The farmer had used composted and raw manure from the sheep flock to fertilize the cabbage crops. The coleslaw plant had received a shipment of cabbage that had been kept in the farm's cold-storage shed over the winter. None of the stored cabbage was available for testing, and environmental samples from the farm never yielded Listeria, according to the report.
Canadian investigators wrote that the farming practices provided ample opportunity for introducing Listeria into the food chain and that prolonged cold storage of cabbage could have allowed a small amount of initial contamination to grow. Unlike other foodborne pathogens, Listeria can flourish in cold conditions.
Goodridge said another puzzling aspect of the cantaloupe Listeria outbreak is that four different pulsed-field gel electrophoresis (PFGE) profiles have been identified, falling into two distinct serotypes, which could suggest multiple contamination events or a contamination event from multiple sources, such as different animals.
The size and lethal nature of the Listeria outbreak is surprising, Goodridge said, adding, "And all this involving a commodity [cantaloupe] that had not previously been implicated in outbreaks of listeriosis."
Listeria contamination in cantaloupe, along with an even more recent recall of California lettuce for potential Listeria contamination, might prompt the FDA to revisit its Listeria risk assessment for fresh produce, which is currently considered a low-risk food category, Goodridge said. On Sep 29 TrueLeaf Farms of San Juan Bautista, Calif., recalled 90 cartons of chopped romaine lettuce after a random check of a single bag turned up L monocytogenes. No illnesses have been reported. The products were shipped to a distributor in Oregon that sent them to at least two other states, Washington and Idaho.
It's too soon to predict how the Listeria outbreak might affect produce companies, Goodridge said.
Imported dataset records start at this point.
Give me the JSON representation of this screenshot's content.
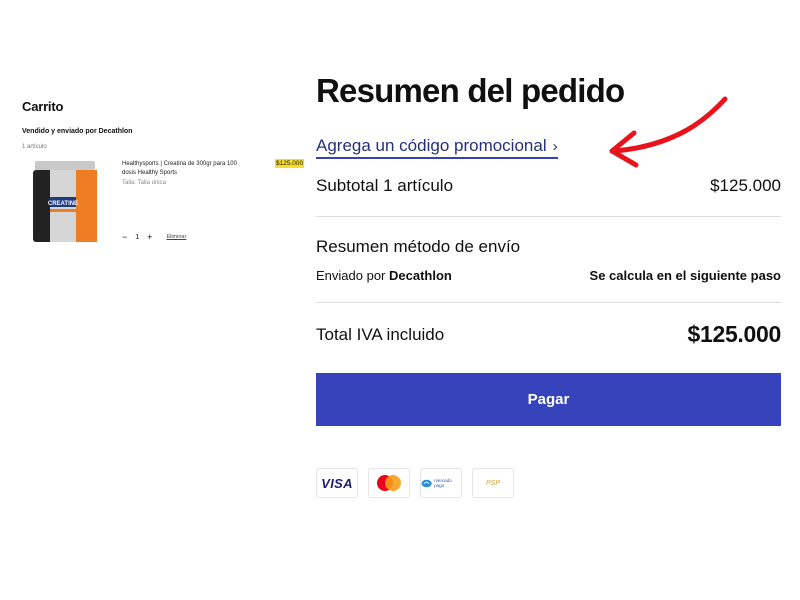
{
  "cart": {
    "title": "Carrito",
    "sold_by": "Vendido y enviado por Decathlon",
    "item_count": "1 artículo",
    "product": {
      "name": "Healthysports | Creatina de 300gr para 100 dosis Healthy Sports",
      "size": "Talla: Talla única",
      "price": "$125.000",
      "quantity": "1",
      "minus_icon": "minus-icon",
      "plus_icon": "plus-icon",
      "remove_label": "Eliminar",
      "jar_label": "CREATINE"
    }
  },
  "summary": {
    "title": "Resumen del pedido",
    "promo_label": "Agrega un código promocional",
    "promo_icon": "chevron-right-icon",
    "subtotal_label": "Subtotal 1 artículo",
    "subtotal_value": "$125.000",
    "shipping_title": "Resumen método de envío",
    "shipped_by_prefix": "Enviado por ",
    "shipped_by_name": "Decathlon",
    "shipping_note": "Se calcula en el siguiente paso",
    "total_label": "Total IVA incluido",
    "total_value": "$125.000",
    "pay_label": "Pagar",
    "pay_color": "#3643ba"
  },
  "payment_methods": {
    "visa": "VISA",
    "mastercard_icon": "mastercard-icon",
    "mercadopago_text": "mercado pago",
    "pse_text": "PSP"
  },
  "annotation": {
    "arrow_color": "#e8141c",
    "arrow_icon": "red-arrow-icon"
  }
}
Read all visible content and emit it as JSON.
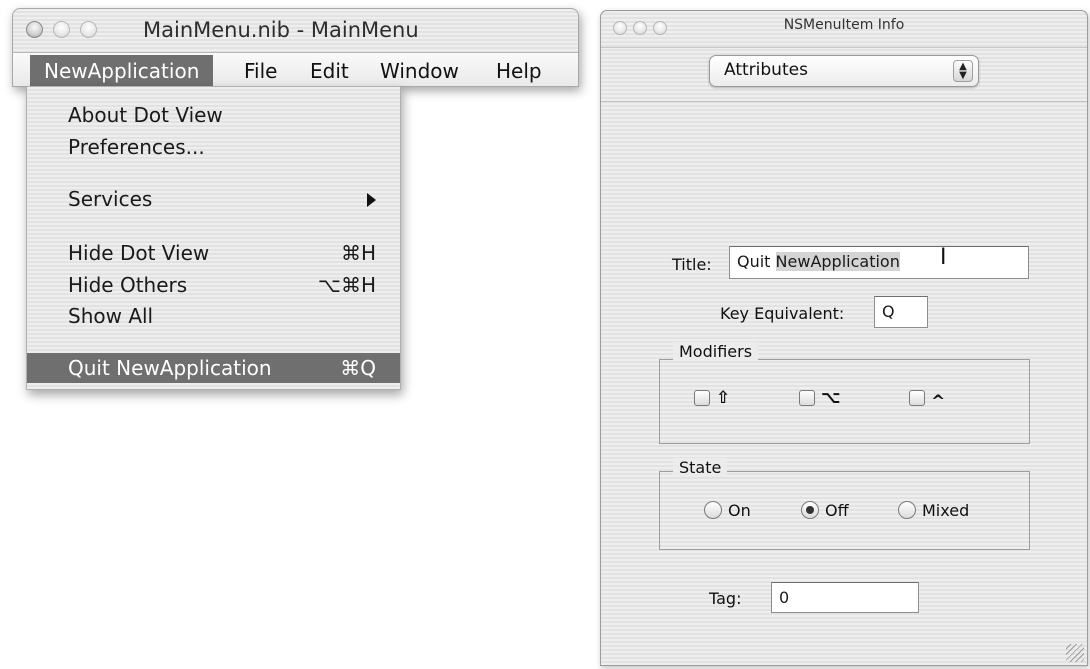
{
  "nib_window": {
    "title": "MainMenu.nib - MainMenu",
    "menubar": [
      {
        "label": "NewApplication",
        "selected": true
      },
      {
        "label": "File"
      },
      {
        "label": "Edit"
      },
      {
        "label": "Window"
      },
      {
        "label": "Help"
      }
    ]
  },
  "dropdown": {
    "items": [
      {
        "label": "About Dot View",
        "shortcut": ""
      },
      {
        "label": "Preferences...",
        "shortcut": ""
      },
      {
        "label": "Services",
        "shortcut": "",
        "submenu": true
      },
      {
        "label": "Hide Dot View",
        "shortcut": "⌘H"
      },
      {
        "label": "Hide Others",
        "shortcut": "⌥⌘H"
      },
      {
        "label": "Show All",
        "shortcut": ""
      },
      {
        "label": "Quit NewApplication",
        "shortcut": "⌘Q",
        "selected": true
      }
    ]
  },
  "info_window": {
    "title": "NSMenuItem Info",
    "popup_value": "Attributes",
    "title_label": "Title:",
    "title_value_plain": "Quit ",
    "title_value_selected": "NewApplication",
    "key_equiv_label": "Key Equivalent:",
    "key_equiv_value": "Q",
    "modifiers_title": "Modifiers",
    "modifiers": [
      {
        "symbol": "⇧",
        "checked": false
      },
      {
        "symbol": "⌥",
        "checked": false
      },
      {
        "symbol": "^",
        "checked": false
      }
    ],
    "state_title": "State",
    "states": [
      {
        "label": "On",
        "selected": false
      },
      {
        "label": "Off",
        "selected": true
      },
      {
        "label": "Mixed",
        "selected": false
      }
    ],
    "tag_label": "Tag:",
    "tag_value": "0"
  },
  "colors": {
    "selection": "#6f6f6f",
    "text_selection": "#d4d4d4"
  }
}
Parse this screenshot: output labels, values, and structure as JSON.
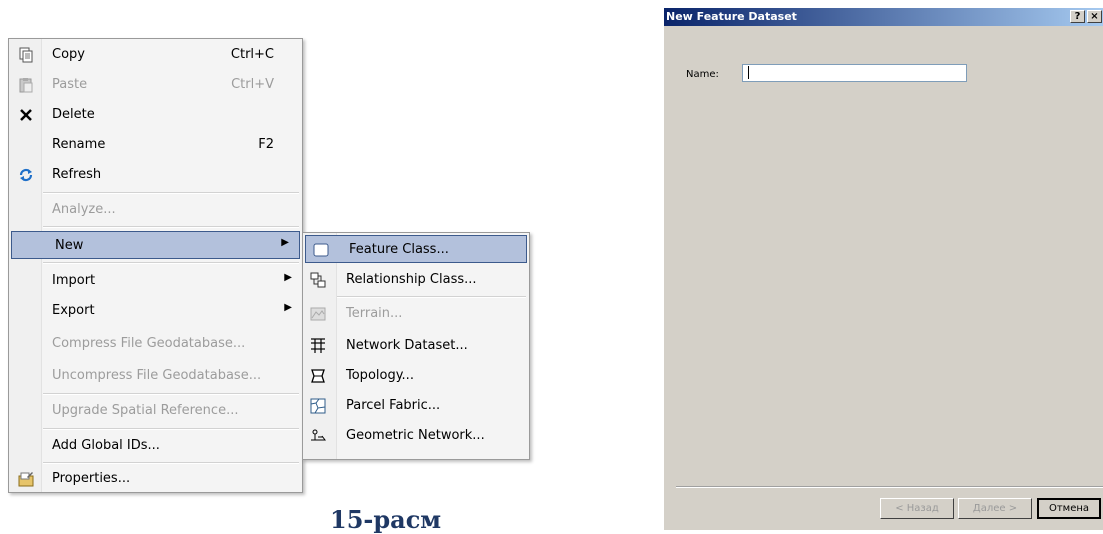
{
  "context_menu": {
    "items": [
      {
        "label": "Copy",
        "shortcut": "Ctrl+C",
        "icon": "copy-icon"
      },
      {
        "label": "Paste",
        "shortcut": "Ctrl+V",
        "icon": "paste-icon"
      },
      {
        "label": "Delete",
        "icon": "delete-icon"
      },
      {
        "label": "Rename",
        "shortcut": "F2"
      },
      {
        "label": "Refresh",
        "icon": "refresh-icon"
      },
      {
        "label": "Analyze..."
      },
      {
        "label": "New",
        "submenu": true
      },
      {
        "label": "Import",
        "submenu": true
      },
      {
        "label": "Export",
        "submenu": true
      },
      {
        "label": "Compress File Geodatabase..."
      },
      {
        "label": "Uncompress File Geodatabase..."
      },
      {
        "label": "Upgrade Spatial Reference..."
      },
      {
        "label": "Add Global IDs..."
      },
      {
        "label": "Properties...",
        "icon": "properties-icon"
      }
    ]
  },
  "submenu": {
    "items": [
      {
        "label": "Feature Class...",
        "icon": "feature-class-icon"
      },
      {
        "label": "Relationship Class...",
        "icon": "relationship-class-icon"
      },
      {
        "label": "Terrain...",
        "icon": "terrain-icon"
      },
      {
        "label": "Network Dataset...",
        "icon": "network-dataset-icon"
      },
      {
        "label": "Topology...",
        "icon": "topology-icon"
      },
      {
        "label": "Parcel Fabric...",
        "icon": "parcel-fabric-icon"
      },
      {
        "label": "Geometric Network...",
        "icon": "geometric-network-icon"
      }
    ]
  },
  "caption": "15-расм",
  "dialog": {
    "title": "New Feature Dataset",
    "help_glyph": "?",
    "close_glyph": "×",
    "name_label": "Name:",
    "name_value": "",
    "back_label": "< Назад",
    "next_label": "Далее >",
    "cancel_label": "Отмена"
  }
}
While the overall produce industry might not be hurt by the events, the cantaloupe industry will likely suffer financial fallout, because many people can't or don't distinguish between growing areas, though some who are now avoiding cantaloupe might forget about the outbreak by the next season's harvest.
"The real concern is the fact that the cantaloupe industry in Colorado is very small and typically family run, and some growers are now deciding whether or not to grow cantaloupes next year because of the outbreak," Goodridge added.
Sep 19 FDA press release
Oct 4 CDC outbreak update
Jan 27, 1983, N Engl J Med report on Canadian Listeria outbreak
Sep 29 FDA recall notice